◆ REQUIRED WORK
Exactly as they stand, write out all of the entries again.

Website and app data records:
════════
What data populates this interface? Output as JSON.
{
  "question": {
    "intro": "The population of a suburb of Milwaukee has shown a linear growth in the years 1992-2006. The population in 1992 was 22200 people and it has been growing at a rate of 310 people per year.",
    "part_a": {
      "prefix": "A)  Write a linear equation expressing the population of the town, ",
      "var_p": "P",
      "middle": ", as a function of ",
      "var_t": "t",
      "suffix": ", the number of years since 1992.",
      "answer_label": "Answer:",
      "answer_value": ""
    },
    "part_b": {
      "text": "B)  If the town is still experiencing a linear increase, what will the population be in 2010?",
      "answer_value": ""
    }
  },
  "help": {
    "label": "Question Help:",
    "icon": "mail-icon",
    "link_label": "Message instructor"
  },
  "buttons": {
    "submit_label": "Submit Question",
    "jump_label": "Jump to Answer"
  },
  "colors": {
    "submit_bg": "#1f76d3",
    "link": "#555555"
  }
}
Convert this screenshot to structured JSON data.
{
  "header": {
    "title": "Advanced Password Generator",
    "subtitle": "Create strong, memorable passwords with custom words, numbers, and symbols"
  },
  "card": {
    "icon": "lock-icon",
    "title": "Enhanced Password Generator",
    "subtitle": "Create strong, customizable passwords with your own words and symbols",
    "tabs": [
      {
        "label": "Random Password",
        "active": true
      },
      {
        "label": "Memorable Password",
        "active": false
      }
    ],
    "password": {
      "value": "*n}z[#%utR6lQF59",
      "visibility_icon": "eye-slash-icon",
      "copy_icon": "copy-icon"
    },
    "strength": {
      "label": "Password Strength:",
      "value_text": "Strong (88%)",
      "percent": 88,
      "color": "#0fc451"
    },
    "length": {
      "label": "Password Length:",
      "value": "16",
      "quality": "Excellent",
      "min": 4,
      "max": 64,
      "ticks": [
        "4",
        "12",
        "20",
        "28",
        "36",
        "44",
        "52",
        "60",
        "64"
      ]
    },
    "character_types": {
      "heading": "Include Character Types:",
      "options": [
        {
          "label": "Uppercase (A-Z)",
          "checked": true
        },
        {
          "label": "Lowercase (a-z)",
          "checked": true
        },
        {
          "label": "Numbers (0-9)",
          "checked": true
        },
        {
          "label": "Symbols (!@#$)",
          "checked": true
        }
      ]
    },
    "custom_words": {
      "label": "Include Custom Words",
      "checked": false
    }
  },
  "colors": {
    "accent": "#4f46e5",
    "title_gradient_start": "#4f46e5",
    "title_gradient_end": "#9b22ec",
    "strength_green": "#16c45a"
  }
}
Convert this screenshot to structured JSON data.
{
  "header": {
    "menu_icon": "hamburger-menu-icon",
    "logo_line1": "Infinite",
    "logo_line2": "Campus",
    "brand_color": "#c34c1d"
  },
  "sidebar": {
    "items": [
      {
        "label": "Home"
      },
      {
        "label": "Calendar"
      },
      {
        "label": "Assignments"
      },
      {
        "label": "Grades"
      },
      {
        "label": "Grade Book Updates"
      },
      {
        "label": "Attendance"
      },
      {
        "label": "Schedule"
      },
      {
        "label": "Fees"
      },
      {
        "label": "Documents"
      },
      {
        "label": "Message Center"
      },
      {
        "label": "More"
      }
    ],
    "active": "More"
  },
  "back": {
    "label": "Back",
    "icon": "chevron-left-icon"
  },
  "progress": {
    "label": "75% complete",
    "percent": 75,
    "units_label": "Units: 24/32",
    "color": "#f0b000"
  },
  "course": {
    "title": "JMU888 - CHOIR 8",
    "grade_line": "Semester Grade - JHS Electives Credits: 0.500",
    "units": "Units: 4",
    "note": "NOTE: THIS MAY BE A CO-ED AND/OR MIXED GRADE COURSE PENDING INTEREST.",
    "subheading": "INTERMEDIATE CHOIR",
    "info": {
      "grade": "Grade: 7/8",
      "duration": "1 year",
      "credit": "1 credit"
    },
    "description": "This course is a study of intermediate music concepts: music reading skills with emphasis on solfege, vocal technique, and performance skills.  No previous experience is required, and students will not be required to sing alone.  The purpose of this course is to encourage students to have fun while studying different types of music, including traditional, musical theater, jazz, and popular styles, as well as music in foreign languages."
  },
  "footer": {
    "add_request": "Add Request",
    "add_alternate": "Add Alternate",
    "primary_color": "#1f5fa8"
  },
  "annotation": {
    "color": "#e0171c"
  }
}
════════
◆ EXPECTED ANSWER
What data populates this interface? Output as JSON.
{
  "question": {
    "intro": "The population of a suburb of Milwaukee has shown a linear growth in the years 1992-2006. The population in 1992 was 22200 people and it has been growing at a rate of 310 people per year.",
    "part_a": {
      "prefix": "A)  Write a linear equation expressing the population of the town, ",
      "var_p": "P",
      "middle": ", as a function of ",
      "var_t": "t",
      "suffix": ", the number of years since 1992.",
      "answer_label": "Answer:",
      "answer_value": ""
    },
    "part_b": {
      "text": "B)  If the town is still experiencing a linear increase, what will the population be in 2010?",
      "answer_value": ""
    }
  },
  "help": {
    "label": "Question Help:",
    "icon": "mail-icon",
    "link_label": "Message instructor"
  },
  "buttons": {
    "submit_label": "Submit Question",
    "jump_label": "Jump to Answer"
  },
  "colors": {
    "submit_bg": "#1f76d3",
    "link": "#555555"
  }
}
Convert this screenshot to structured JSON data.
{
  "header": {
    "title": "Advanced Password Generator",
    "subtitle": "Create strong, memorable passwords with custom words, numbers, and symbols"
  },
  "card": {
    "icon": "lock-icon",
    "title": "Enhanced Password Generator",
    "subtitle": "Create strong, customizable passwords with your own words and symbols",
    "tabs": [
      {
        "label": "Random Password",
        "active": true
      },
      {
        "label": "Memorable Password",
        "active": false
      }
    ],
    "password": {
      "value": "*n}z[#%utR6lQF59",
      "visibility_icon": "eye-slash-icon",
      "copy_icon": "copy-icon"
    },
    "strength": {
      "label": "Password Strength:",
      "value_text": "Strong (88%)",
      "percent": 88,
      "color": "#0fc451"
    },
    "length": {
      "label": "Password Length:",
      "value": "16",
      "quality": "Excellent",
      "min": 4,
      "max": 64,
      "ticks": [
        "4",
        "12",
        "20",
        "28",
        "36",
        "44",
        "52",
        "60",
        "64"
      ]
    },
    "character_types": {
      "heading": "Include Character Types:",
      "options": [
        {
          "label": "Uppercase (A-Z)",
          "checked": true
        },
        {
          "label": "Lowercase (a-z)",
          "checked": true
        },
        {
          "label": "Numbers (0-9)",
          "checked": true
        },
        {
          "label": "Symbols (!@#$)",
          "checked": true
        }
      ]
    },
    "custom_words": {
      "label": "Include Custom Words",
      "checked": false
    }
  },
  "colors": {
    "accent": "#4f46e5",
    "title_gradient_start": "#4f46e5",
    "title_gradient_end": "#9b22ec",
    "strength_green": "#16c45a"
  }
}
Convert this screenshot to structured JSON data.
{
  "header": {
    "menu_icon": "hamburger-menu-icon",
    "logo_line1": "Infinite",
    "logo_line2": "Campus",
    "brand_color": "#c34c1d"
  },
  "sidebar": {
    "items": [
      {
        "label": "Home"
      },
      {
        "label": "Calendar"
      },
      {
        "label": "Assignments"
      },
      {
        "label": "Grades"
      },
      {
        "label": "Grade Book Updates"
      },
      {
        "label": "Attendance"
      },
      {
        "label": "Schedule"
      },
      {
        "label": "Fees"
      },
      {
        "label": "Documents"
      },
      {
        "label": "Message Center"
      },
      {
        "label": "More"
      }
    ],
    "active": "More"
  },
  "back": {
    "label": "Back",
    "icon": "chevron-left-icon"
  },
  "progress": {
    "label": "75% complete",
    "percent": 75,
    "units_label": "Units: 24/32",
    "color": "#f0b000"
  },
  "course": {
    "title": "JMU888 - CHOIR 8",
    "grade_line": "Semester Grade - JHS Electives Credits: 0.500",
    "units": "Units: 4",
    "note": "NOTE: THIS MAY BE A CO-ED AND/OR MIXED GRADE COURSE PENDING INTEREST.",
    "subheading": "INTERMEDIATE CHOIR",
    "info": {
      "grade": "Grade: 7/8",
      "duration": "1 year",
      "credit": "1 credit"
    },
    "description": "This course is a study of intermediate music concepts: music reading skills with emphasis on solfege, vocal technique, and performance skills.  No previous experience is required, and students will not be required to sing alone.  The purpose of this course is to encourage students to have fun while studying different types of music, including traditional, musical theater, jazz, and popular styles, as well as music in foreign languages."
  },
  "footer": {
    "add_request": "Add Request",
    "add_alternate": "Add Alternate",
    "primary_color": "#1f5fa8"
  },
  "annotation": {
    "color": "#e0171c"
  }
}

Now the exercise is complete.